Miami Criminal Homicide Attorney
Criminal homicide in Florida is an umbrella term that encompasses specific charges for specific circumstances when a human life is unlawfully taken by the act of another. Both murder and manslaughter fall under that umbrella, but according to Florida statutes, describe two very distinct situations. Because a human life has been lost, however, a homicide charge is generally the most serious one a person may face.
Under Section 782 of the Florida Statutes, criminal homicide is defined as “the unlawful killing of a human being.” This separates murder and manslaughter from justifiable homicide, such as self-defense, or excusable homicide, which may result from an accident or misfortune with no underlying criminal action.
First-degree murder can be proven one of two ways: through “premeditation,” or prior plan or intent to kill, or as a “felony murder.” Basically, a felony murder occurs when another specified crime (arson, robbery, kidnapping, sexual battery, etc.) takes place, and an innocent party dies as a result, or during the course, of the other crime. A conviction of either type of first-degree murder brings either a mandatory sentence of life imprisonment without parole, or death by lethal injection. This is a capital charge — the most serious accusation one can face in our system of justice.
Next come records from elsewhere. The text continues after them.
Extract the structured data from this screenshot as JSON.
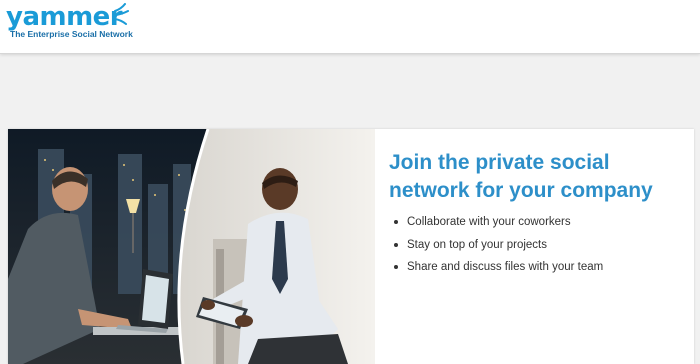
{
  "header": {
    "logo_text": "yammer",
    "tagline": "The Enterprise Social Network"
  },
  "hero": {
    "headline": "Join the private social network for your company",
    "features": [
      "Collaborate with your coworkers",
      "Stay on top of your projects",
      "Share and discuss files with your team"
    ],
    "image_icon": "office-workers-photo"
  },
  "colors": {
    "brand_blue": "#1a9bd7",
    "headline_blue": "#2d8fc9",
    "page_background": "#f1f1f1"
  }
}
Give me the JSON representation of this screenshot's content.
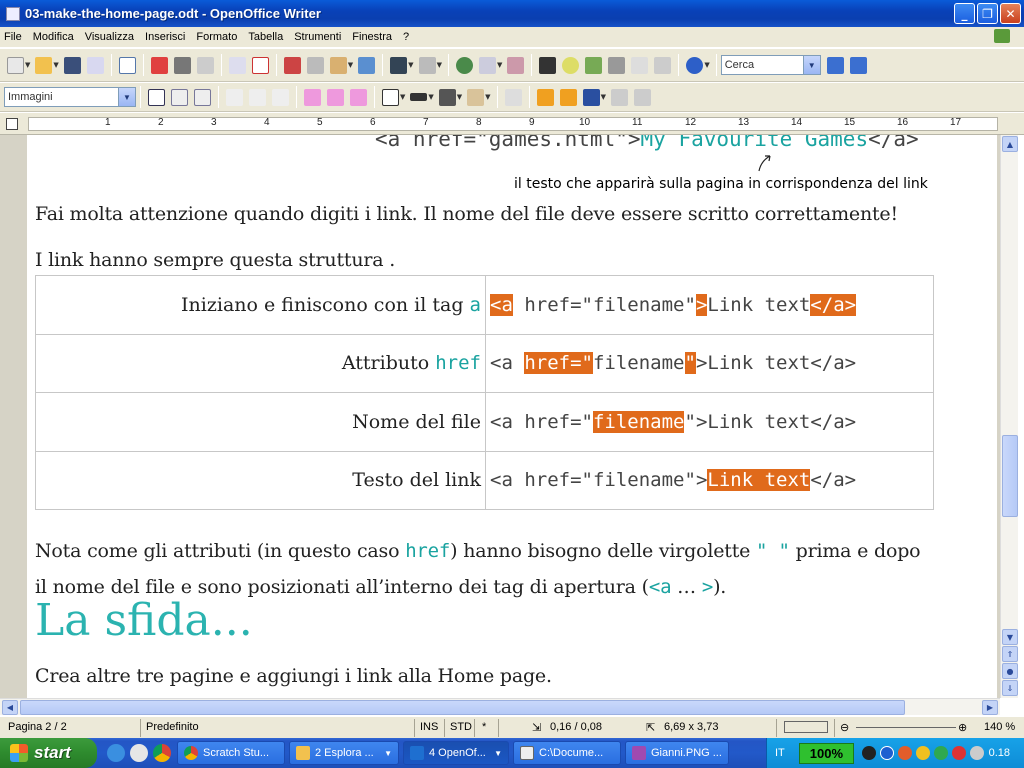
{
  "window": {
    "title": "03-make-the-home-page.odt - OpenOffice Writer"
  },
  "menu": [
    "File",
    "Modifica",
    "Visualizza",
    "Inserisci",
    "Formato",
    "Tabella",
    "Strumenti",
    "Finestra",
    "?"
  ],
  "toolbar": {
    "search_placeholder": "Cerca",
    "style_value": "Immagini"
  },
  "ruler": {
    "ticks": [
      "1",
      "2",
      "3",
      "4",
      "5",
      "6",
      "7",
      "8",
      "9",
      "10",
      "11",
      "12",
      "13",
      "14",
      "15",
      "16",
      "17"
    ]
  },
  "document": {
    "top_code": {
      "pre": "<a href=\"games.html\">",
      "link": "My Favourite Games",
      "post": "</a>"
    },
    "annotation": "il testo che apparirà sulla pagina in corrispondenza del link",
    "para1": "Fai molta attenzione quando digiti i link. Il nome del file deve essere scritto correttamente!",
    "para2": "I link hanno sempre questa struttura .",
    "table": {
      "rows": [
        {
          "label": "Iniziano e finiscono con il tag",
          "keyword": "a"
        },
        {
          "label": "Attributo",
          "keyword": "href"
        },
        {
          "label": "Nome del file",
          "keyword": ""
        },
        {
          "label": "Testo del link",
          "keyword": ""
        }
      ],
      "code_parts": {
        "open_a": "<a",
        "href": " href=\"",
        "filename": "filename",
        "quote": "\"",
        "gt": ">",
        "link_text": "Link text",
        "close_a": "</a>",
        "space": " "
      }
    },
    "para3": {
      "a": "Nota come gli attributi (in questo caso ",
      "code1": "href",
      "b": ") hanno bisogno delle virgolette ",
      "code2": "\" \"",
      "c": " prima e dopo il nome del file e sono posizionati all’interno dei tag di apertura (",
      "code3": "<a",
      "d": " … ",
      "code4": ">",
      "e": ")."
    },
    "heading": "La sfida...",
    "para4": "Crea altre tre pagine e aggiungi i link alla Home page."
  },
  "status": {
    "page": "Pagina 2 / 2",
    "style": "Predefinito",
    "ins": "INS",
    "std": "STD",
    "star": "*",
    "position": "0,16 / 0,08",
    "size": "6,69 x 3,73",
    "zoom": "140 %"
  },
  "taskbar": {
    "start": "start",
    "tasks": [
      "Scratch Stu...",
      "2 Esplora ...",
      "4 OpenOf...",
      "C:\\Docume...",
      "Gianni.PNG ..."
    ],
    "lang": "IT",
    "battery": "100%",
    "clock": "0.18"
  },
  "colors": {
    "highlight": "#e06a1b",
    "teal": "#1aa3a0"
  }
}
Second-degree murder does not involve premeditation, but can and often does involve prior malice, spite, or ill will (such as a killing during a fight). Or if two co-felons commit a crime, and one co-felon dies as a result, the surviving co-felon may be prosecuted for the death of his cohort. Second-degree murder in Florida is a first-degree felony, also punishable by up to life in prison without parole.
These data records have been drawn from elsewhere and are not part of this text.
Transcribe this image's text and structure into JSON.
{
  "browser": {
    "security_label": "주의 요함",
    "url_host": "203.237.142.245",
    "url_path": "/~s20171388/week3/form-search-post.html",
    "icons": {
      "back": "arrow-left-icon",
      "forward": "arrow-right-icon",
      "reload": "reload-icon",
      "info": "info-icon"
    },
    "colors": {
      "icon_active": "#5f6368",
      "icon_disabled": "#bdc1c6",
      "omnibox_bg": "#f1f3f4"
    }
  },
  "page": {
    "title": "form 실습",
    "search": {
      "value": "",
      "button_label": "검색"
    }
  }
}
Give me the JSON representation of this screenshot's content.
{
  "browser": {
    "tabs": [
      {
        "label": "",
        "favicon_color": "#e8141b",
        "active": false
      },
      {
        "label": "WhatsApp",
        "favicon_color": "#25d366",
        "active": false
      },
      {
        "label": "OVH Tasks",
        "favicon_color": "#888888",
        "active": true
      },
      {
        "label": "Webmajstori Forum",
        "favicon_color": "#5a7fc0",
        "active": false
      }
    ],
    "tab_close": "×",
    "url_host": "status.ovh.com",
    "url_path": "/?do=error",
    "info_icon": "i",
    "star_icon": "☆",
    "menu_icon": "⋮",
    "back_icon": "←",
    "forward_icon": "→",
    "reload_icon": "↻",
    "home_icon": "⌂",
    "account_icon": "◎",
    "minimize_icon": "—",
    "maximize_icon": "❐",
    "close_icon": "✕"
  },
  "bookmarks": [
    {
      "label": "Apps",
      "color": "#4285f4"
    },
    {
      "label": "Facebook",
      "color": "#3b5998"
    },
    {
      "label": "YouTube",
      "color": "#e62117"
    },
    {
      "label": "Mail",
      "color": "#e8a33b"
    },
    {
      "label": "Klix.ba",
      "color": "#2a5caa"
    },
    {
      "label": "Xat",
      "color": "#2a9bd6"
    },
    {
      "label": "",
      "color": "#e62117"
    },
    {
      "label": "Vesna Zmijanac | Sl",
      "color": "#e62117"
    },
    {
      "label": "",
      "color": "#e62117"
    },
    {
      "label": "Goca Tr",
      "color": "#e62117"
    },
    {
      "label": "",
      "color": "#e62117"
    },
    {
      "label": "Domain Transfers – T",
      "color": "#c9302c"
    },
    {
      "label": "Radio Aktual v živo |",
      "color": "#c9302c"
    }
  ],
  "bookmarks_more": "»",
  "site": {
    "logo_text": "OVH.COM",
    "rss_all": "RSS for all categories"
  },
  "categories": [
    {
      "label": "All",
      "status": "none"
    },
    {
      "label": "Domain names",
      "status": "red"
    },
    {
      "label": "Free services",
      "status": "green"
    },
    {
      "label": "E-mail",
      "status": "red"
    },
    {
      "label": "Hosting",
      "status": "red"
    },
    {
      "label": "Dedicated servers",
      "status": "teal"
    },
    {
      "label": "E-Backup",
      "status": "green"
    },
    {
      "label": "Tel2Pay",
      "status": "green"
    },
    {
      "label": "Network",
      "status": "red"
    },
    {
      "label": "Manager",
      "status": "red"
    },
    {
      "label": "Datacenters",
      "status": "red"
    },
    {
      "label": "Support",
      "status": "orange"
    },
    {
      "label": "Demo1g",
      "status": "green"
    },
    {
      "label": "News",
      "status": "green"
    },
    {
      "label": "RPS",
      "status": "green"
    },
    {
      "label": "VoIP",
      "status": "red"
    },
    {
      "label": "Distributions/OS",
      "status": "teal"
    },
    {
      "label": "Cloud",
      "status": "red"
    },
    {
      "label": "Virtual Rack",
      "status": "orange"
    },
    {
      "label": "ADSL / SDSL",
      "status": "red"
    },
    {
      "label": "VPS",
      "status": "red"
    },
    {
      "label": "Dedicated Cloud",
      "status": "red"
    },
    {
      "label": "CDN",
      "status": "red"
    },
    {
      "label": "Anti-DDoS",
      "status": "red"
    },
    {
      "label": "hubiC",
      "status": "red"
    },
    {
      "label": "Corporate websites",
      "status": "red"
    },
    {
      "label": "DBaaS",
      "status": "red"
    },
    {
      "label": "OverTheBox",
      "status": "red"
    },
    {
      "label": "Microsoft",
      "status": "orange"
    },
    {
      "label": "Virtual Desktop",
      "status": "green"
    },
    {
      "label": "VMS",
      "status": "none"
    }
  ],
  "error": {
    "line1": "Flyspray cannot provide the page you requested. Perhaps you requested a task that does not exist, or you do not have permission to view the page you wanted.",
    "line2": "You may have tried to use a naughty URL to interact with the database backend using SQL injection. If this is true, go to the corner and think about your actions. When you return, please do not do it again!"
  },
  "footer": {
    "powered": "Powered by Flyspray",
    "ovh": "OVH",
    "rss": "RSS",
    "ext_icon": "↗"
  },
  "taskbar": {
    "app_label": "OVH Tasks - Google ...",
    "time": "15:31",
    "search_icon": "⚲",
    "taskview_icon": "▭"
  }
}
Manslaughter applies to a situation in which no premeditation, spite, or ill will is present, but a death occurs without justification or excuse (such as a shooting caused by careless handling of a loaded firearm). Manslaughter is a second-degree felony, punishable by up to 15 years in prison.
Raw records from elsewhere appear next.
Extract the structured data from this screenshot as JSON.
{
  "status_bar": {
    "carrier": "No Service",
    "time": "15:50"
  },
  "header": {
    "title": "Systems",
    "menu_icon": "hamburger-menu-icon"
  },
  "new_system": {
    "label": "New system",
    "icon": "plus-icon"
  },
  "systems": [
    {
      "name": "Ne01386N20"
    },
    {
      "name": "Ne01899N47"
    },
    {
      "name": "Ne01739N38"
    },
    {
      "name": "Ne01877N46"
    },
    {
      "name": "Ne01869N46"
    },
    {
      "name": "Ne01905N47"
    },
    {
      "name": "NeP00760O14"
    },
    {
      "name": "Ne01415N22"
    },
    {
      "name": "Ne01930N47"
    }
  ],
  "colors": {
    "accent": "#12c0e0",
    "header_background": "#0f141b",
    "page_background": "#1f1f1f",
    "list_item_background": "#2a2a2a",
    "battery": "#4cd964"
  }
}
Of all the laws in the Florida criminal code, those under Section 782 carry the most serious consequences possible, because they involve the unlawful taking of a human life. Being named as a suspect or “person of interest” in a homicide case can be one of the most intimidating, terrifying situations a person can find himself or herself in. If you or someone you love is in such a position, contact Tony Moss immediately at 877.547.9407, or at Tony@TonyMossLaw.com.